    As I read the articles about this, more and more this looks like it only applies to the plans that individuals can buy through the insurance exchanges – which is still huge, and great news.

    But I haven’t seen anywhere that this applies to insurance plans offered by employers – whether state or private.

    Does anyone know if this mandates that employers in Red states must provide spouse insurance, or just that the plans must be made available to them to choose among, but they can choose not to offer them to their employees?

  4. rick says

    It is going to be like the contraceptive requirement, the “religious affiliated” will complain and even take it to the courts.

  5. Mike says

    “If you like your doctor, you can keep your doctor. If you like your current plan, you can keep your current plan” has been proven complete bullsht that will be recorded for this history books. It’s amazing anyone believes any pander that comes out of this fool’s mouth.

  6. simon says

    It is at least not 100% bs since certainly some are able to keep their doctors etc. You call it complete bs simply because a certain fraction of people got problems? What kind of logic is that?

  7. simon says

    Why? He is actually following the constitution as demanded by the Supreme Court as an outcome of the DOMA decision.

  8. simon says

    It seems that some people are unhappy about Obama no matter what he did. Let me remind them again. Mitt lost. Your mourning period is way too long.

  9. says

    Only in the TR comments section: greater equality for gay couples induces gay whining about Obama.

    This is part of a larger good thing as we move toward married = married, no matter where you live. Sure, the non-equality red states will attempt to do all they can to prevent equal recognition of marriages, in insurance as well as everything else, but they will be increasingly powerless to do so. The Constitution is on our side.

    As the judge in the Tennessee case wrote the other day: “At this point, all signs indicate that, in the eyes of the United States Constitution, the plaintiffs’ marriages will be placed on an equal footing with those of heterosexual couples and that proscriptions against same-sex marriage will soon become a footnote in the annals of American history.”

    In other words, insurance companies, like everyone else, will no longer be able to deny reality.

  10. simon says

    The religious will come out to oppose it and will ask for “religious exemption”. Hope Obama won’t back down this time.

  11. says

    @Simon: I’ve no doubt the religious will do just that, but an exemption that treats gay married couples differently than straight married couples won’t pass constitutional muster, which the Obama administration is fully aware of when issuing such requirements.

  12. simon says

    The recent news about a Catholic school principal fired for marrying a same-sex partner is an indication how those organizations will react. Now they are even required to provide insurance for those couples. It is interesting to see how it will play out.

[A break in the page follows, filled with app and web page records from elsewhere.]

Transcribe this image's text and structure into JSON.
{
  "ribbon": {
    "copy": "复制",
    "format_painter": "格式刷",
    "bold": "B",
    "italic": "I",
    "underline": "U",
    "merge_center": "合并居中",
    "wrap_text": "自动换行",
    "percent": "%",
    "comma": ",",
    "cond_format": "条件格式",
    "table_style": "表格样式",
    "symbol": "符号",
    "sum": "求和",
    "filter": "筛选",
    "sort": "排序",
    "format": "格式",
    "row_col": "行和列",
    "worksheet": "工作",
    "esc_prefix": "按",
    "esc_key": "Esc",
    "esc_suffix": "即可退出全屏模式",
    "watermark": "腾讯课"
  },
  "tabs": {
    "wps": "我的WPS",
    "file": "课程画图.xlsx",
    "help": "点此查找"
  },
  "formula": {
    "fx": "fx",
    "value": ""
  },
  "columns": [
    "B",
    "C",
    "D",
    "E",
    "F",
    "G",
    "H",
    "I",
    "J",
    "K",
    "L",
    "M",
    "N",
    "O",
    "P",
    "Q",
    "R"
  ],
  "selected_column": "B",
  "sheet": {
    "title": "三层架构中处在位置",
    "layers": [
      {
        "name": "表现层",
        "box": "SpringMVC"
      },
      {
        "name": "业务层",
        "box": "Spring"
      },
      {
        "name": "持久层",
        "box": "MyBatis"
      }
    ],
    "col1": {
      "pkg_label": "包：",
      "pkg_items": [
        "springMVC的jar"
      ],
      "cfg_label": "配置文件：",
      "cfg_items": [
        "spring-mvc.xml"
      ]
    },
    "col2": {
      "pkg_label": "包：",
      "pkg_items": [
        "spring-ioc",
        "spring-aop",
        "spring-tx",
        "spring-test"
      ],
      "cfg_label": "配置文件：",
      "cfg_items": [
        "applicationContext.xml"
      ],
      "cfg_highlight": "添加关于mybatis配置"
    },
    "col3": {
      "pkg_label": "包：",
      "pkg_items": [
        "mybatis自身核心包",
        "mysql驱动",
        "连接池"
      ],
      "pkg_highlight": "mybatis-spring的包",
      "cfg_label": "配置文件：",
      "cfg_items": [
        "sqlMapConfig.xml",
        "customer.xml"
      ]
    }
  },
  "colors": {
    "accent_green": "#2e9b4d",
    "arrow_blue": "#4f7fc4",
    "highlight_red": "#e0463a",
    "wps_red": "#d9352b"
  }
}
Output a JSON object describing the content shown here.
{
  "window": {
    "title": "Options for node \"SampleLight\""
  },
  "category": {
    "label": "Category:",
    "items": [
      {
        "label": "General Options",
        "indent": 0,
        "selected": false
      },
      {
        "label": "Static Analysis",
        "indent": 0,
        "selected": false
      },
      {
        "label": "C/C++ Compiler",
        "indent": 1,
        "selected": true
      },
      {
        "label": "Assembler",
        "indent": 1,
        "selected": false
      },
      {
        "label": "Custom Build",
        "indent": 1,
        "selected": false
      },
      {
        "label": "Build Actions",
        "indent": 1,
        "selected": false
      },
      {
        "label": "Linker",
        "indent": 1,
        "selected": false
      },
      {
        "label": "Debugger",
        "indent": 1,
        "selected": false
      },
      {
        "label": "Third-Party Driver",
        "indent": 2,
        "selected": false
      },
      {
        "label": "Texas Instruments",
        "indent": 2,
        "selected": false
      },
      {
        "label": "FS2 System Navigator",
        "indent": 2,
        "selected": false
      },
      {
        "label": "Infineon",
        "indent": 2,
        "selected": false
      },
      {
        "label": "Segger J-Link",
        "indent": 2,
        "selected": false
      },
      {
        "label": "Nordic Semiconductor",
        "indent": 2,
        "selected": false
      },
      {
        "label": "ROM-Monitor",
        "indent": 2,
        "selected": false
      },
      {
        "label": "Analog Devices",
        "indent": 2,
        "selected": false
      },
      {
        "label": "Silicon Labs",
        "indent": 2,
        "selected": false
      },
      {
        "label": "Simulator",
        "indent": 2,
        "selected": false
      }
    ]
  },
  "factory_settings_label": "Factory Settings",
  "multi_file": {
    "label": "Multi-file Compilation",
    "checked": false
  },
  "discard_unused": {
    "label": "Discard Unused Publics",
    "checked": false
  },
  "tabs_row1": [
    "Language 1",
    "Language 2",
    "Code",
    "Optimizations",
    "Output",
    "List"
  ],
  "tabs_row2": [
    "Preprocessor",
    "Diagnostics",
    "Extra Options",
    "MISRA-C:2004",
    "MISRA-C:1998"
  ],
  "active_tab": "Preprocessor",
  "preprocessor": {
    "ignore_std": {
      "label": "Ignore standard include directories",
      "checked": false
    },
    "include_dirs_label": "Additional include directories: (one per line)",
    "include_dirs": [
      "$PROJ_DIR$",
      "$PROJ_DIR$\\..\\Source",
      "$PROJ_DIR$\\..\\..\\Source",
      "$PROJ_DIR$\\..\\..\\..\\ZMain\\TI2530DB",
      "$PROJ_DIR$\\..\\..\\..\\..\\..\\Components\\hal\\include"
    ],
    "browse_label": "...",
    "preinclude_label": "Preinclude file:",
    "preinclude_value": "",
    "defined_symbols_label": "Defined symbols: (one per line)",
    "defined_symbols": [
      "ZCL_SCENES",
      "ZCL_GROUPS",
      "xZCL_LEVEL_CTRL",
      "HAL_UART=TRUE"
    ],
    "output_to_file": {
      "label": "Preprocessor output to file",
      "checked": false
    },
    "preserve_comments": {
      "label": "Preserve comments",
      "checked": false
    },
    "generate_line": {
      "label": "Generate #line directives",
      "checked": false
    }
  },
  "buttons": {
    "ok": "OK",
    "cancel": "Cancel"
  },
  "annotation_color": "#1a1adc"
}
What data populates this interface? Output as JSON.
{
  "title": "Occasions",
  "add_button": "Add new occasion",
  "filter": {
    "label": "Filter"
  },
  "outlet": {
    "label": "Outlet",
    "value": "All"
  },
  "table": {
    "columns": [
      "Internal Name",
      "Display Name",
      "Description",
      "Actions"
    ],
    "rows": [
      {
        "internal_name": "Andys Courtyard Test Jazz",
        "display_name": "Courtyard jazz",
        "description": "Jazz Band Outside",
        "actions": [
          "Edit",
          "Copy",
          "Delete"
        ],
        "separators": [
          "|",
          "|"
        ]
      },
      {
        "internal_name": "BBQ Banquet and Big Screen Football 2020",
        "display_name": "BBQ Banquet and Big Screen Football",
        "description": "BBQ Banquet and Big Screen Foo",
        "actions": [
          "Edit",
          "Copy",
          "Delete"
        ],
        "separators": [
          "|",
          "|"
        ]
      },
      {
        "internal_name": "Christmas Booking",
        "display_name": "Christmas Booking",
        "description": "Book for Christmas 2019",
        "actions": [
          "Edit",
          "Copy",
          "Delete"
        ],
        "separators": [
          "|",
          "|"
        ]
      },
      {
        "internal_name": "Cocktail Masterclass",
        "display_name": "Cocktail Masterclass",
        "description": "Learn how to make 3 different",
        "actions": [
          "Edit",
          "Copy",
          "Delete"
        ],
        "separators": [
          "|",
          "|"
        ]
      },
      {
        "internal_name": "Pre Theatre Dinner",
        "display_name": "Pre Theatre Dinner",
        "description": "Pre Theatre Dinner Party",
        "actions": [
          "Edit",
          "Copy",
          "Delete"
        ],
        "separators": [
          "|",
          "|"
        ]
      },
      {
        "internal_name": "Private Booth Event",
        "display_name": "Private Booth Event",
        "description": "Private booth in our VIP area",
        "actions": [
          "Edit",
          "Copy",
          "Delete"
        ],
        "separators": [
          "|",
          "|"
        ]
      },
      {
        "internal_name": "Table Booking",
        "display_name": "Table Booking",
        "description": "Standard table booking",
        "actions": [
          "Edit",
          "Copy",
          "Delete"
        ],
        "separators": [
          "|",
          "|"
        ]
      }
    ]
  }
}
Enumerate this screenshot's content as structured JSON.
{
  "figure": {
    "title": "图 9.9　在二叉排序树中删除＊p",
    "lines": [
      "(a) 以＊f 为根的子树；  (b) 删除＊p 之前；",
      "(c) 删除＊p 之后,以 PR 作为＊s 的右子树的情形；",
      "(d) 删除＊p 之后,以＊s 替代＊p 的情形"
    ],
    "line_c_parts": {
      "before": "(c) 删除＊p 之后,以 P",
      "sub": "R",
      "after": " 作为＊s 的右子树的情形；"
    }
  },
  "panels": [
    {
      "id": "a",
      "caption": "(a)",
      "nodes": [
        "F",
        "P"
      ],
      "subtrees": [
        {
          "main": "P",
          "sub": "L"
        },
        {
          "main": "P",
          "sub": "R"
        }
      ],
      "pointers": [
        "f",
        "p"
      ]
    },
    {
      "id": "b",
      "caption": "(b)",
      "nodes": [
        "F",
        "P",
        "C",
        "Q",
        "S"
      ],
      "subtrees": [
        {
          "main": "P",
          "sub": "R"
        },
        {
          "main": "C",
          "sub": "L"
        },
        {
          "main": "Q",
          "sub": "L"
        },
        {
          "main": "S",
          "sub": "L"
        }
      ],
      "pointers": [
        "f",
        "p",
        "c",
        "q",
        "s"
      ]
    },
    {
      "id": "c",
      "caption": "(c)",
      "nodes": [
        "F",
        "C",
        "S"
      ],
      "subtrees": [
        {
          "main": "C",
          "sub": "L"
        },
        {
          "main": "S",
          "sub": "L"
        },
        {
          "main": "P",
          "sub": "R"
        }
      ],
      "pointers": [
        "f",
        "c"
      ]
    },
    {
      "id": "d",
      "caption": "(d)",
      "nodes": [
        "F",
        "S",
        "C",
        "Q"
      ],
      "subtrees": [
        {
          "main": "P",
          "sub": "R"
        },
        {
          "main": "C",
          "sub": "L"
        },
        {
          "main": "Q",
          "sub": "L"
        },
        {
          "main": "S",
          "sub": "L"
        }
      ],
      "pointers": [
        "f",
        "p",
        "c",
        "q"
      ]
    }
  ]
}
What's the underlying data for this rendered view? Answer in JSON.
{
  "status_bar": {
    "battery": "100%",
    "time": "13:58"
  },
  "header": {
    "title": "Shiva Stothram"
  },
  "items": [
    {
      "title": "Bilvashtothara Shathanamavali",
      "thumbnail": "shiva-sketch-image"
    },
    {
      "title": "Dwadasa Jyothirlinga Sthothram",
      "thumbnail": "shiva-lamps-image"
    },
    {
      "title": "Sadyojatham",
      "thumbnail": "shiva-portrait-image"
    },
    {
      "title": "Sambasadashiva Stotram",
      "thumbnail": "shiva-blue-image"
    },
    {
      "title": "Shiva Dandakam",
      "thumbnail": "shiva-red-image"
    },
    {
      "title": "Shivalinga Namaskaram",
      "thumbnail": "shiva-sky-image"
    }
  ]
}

  13. says

    @Simon: Yes, it will be interesting to see how it plays out in religious institutions–as it already is with women’s reproductive issues. But I was talking about broader opposition by the religious or anti-gay Republicans in non-equality states: they can oppose but they can’t undo or deny legal marriages as the courts continue to find denial of the marriages of same-sex couples unconstitutional.

  14. Enchantra says

    I understand the urge to defend a president you view as having accomplished a great deal in gay rights. However , do not be blind to the fact that this guy giveth with one hand and taketh away with the other. Universal healthcare is a good thing, single payer would be even better. But it’s essential to the American economy and worker that the illegal aliens be deported. It’s essential to reverse Wong Kim Ark. It’s essential to stop the serial immigration of “family reunification” which allows one immigrant to import ten others.

  15. jdb says

    Enchantra, immigrants are actually *good* for our economy. Or do you think the coming labor supply issues won’t cause problems as Baby Boomers retire out of the workforce?

    We *NEED* immigration in order to fuel an economy based upon the premise of constant growth. The demographics don’t support any form of the xenophobia you’re claiming is justified by economics.